■ **EXERCISE AIM**: The word "true" may appear in some lines of the data; copy every such line.

■ **EXCERPTED RECORDS**:
- - -

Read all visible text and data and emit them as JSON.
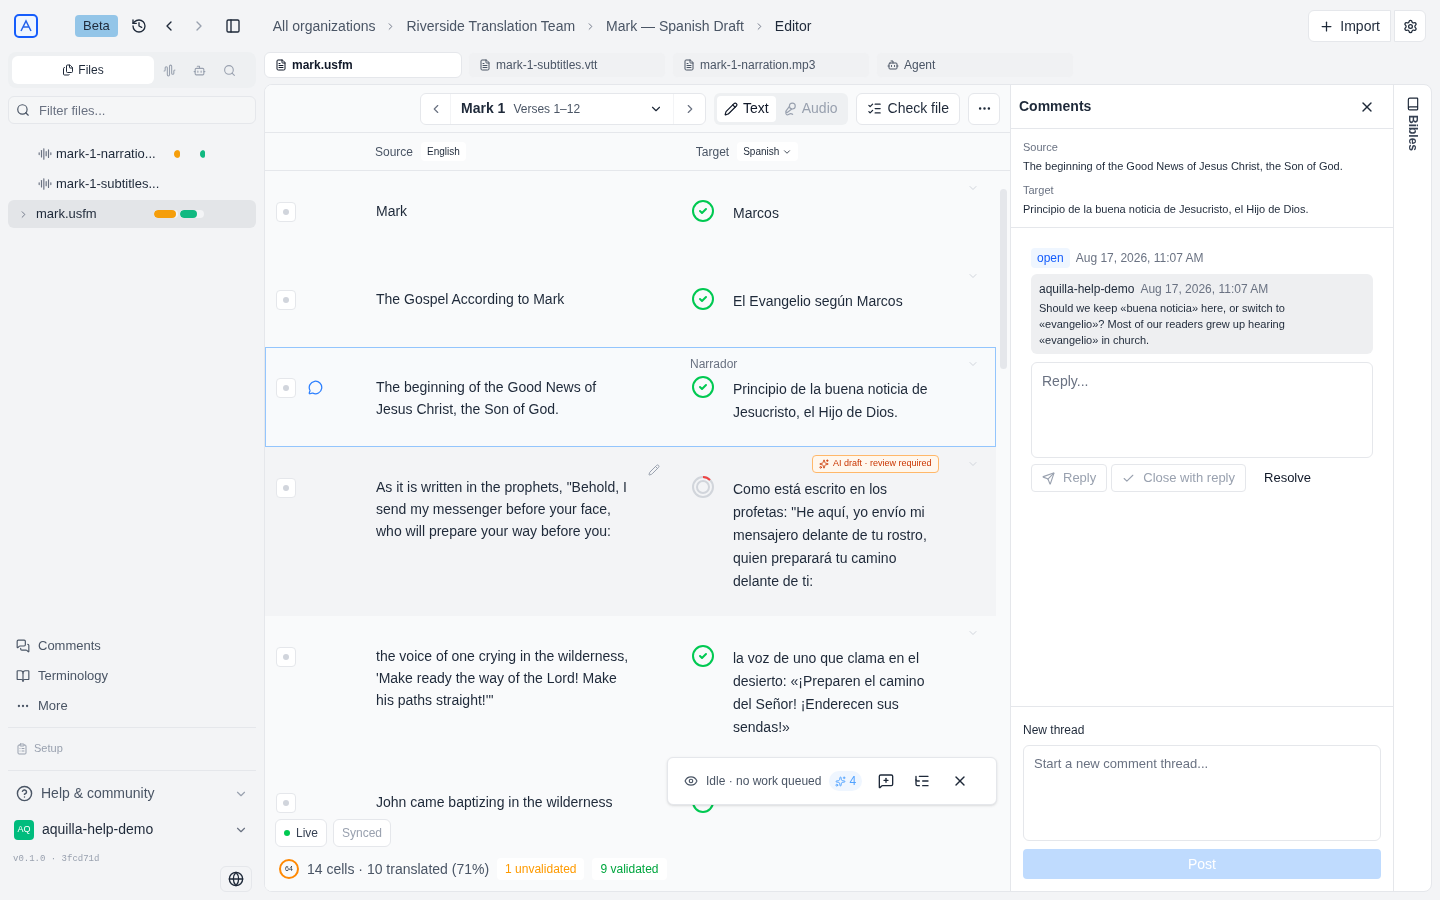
{
  "topbar": {
    "badge": "Beta",
    "breadcrumbs": [
      "All organizations",
      "Riverside Translation Team",
      "Mark — Spanish Draft",
      "Editor"
    ],
    "import_label": "Import"
  },
  "sidebar": {
    "tabs": [
      {
        "label": "Files",
        "selected": true
      },
      {
        "selected": false
      },
      {
        "selected": false
      },
      {
        "selected": false
      }
    ],
    "filter": {
      "placeholder": "Filter files..."
    },
    "files": [
      {
        "name": "mark-1-narratio...",
        "kind": "audio",
        "selected": false,
        "bars": [
          {
            "color": "#f59e0b",
            "level": 0.25
          },
          {
            "color": "#10b981",
            "level": 0.2
          }
        ]
      },
      {
        "name": "mark-1-subtitles...",
        "kind": "audio",
        "selected": false
      },
      {
        "name": "mark.usfm",
        "kind": "folder",
        "selected": true,
        "bars": [
          {
            "color": "#f59e0b",
            "level": 0.9
          },
          {
            "color": "#10b981",
            "level": 0.7
          }
        ]
      }
    ],
    "links": [
      "Comments",
      "Terminology",
      "More"
    ],
    "setup": "Setup",
    "help": "Help & community",
    "user": {
      "initials": "AQ",
      "name": "aquilla-help-demo"
    },
    "version": "v0.1.0 · 3fcd71d"
  },
  "editor_tabs": [
    {
      "label": "mark.usfm",
      "kind": "file",
      "selected": true
    },
    {
      "label": "mark-1-subtitles.vtt",
      "kind": "file",
      "selected": false
    },
    {
      "label": "mark-1-narration.mp3",
      "kind": "file",
      "selected": false
    },
    {
      "label": "Agent",
      "kind": "agent",
      "selected": false
    }
  ],
  "toolbar": {
    "chapter": "Mark 1",
    "verses": "Verses 1–12",
    "modes": [
      {
        "label": "Text",
        "selected": true
      },
      {
        "label": "Audio",
        "selected": false
      }
    ],
    "check_label": "Check file"
  },
  "columns": {
    "source_label": "Source",
    "source_lang": "English",
    "target_label": "Target",
    "target_lang": "Spanish"
  },
  "cells": [
    {
      "source": "Mark",
      "target": "Marcos",
      "kind": "validated",
      "selected": false,
      "highlighted": false,
      "has_comment": false
    },
    {
      "source": "The Gospel According to Mark",
      "target": "El Evangelio según Marcos",
      "kind": "validated",
      "selected": false,
      "highlighted": false,
      "has_comment": false
    },
    {
      "source": "The beginning of the Good News of Jesus Christ, the Son of God.",
      "target": "Principio de la buena noticia de Jesucristo, el Hijo de Dios.",
      "label": "Narrador",
      "kind": "validated",
      "selected": true,
      "highlighted": false,
      "has_comment": true
    },
    {
      "source": "As it is written in the prophets, \"Behold, I send my messenger before your face, who will prepare your way before you:",
      "target": "Como está escrito en los profetas: \"He aquí, yo envío mi mensajero delante de tu rostro, quien preparará tu camino delante de ti:",
      "badge": "AI draft · review required",
      "kind": "draft",
      "selected": false,
      "highlighted": true,
      "has_comment": false
    },
    {
      "source": "the voice of one crying in the wilderness, 'Make ready the way of the Lord! Make his paths straight!'\"",
      "target": "la voz de uno que clama en el desierto: «¡Preparen el camino del Señor! ¡Enderecen sus sendas!»",
      "kind": "validated",
      "selected": false,
      "highlighted": false,
      "has_comment": false
    },
    {
      "source": "John came baptizing in the wilderness",
      "kind": "validated",
      "selected": false,
      "highlighted": false,
      "has_comment": false
    }
  ],
  "agent_bar": {
    "status": "Idle · no work queued",
    "count": "4"
  },
  "sync": [
    {
      "label": "Live",
      "kind": "live"
    },
    {
      "label": "Synced",
      "kind": "plain"
    }
  ],
  "stats": {
    "ring": "64",
    "summary": "14 cells · 10 translated (71%)",
    "unvalidated": "1 unvalidated",
    "validated": "9 validated"
  },
  "comments": {
    "title": "Comments",
    "source_label": "Source",
    "source": "The beginning of the Good News of Jesus Christ, the Son of God.",
    "target_label": "Target",
    "target": "Principio de la buena noticia de Jesucristo, el Hijo de Dios.",
    "thread": {
      "state": "open",
      "date": "Aug 17, 2026, 11:07 AM",
      "author": "aquilla-help-demo",
      "message_date": "Aug 17, 2026, 11:07 AM",
      "message": "Should we keep «buena noticia» here, or switch to «evangelio»? Most of our readers grew up hearing «evangelio» in church."
    },
    "reply": {
      "placeholder": "Reply..."
    },
    "actions": [
      {
        "label": "Reply",
        "kind": "send"
      },
      {
        "label": "Close with reply",
        "kind": "check"
      },
      {
        "label": "Resolve",
        "kind": "plain"
      }
    ],
    "new_thread_label": "New thread",
    "new_thread": {
      "placeholder": "Start a new comment thread..."
    },
    "post_label": "Post"
  },
  "rail": {
    "label": "Bibles"
  }
}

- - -

■ **THE ANSWER**:
        "selected": true
        "selected": true,
      "selected": true
        "selected": true
      "selected": true,
      "has_comment": true
      "highlighted": true,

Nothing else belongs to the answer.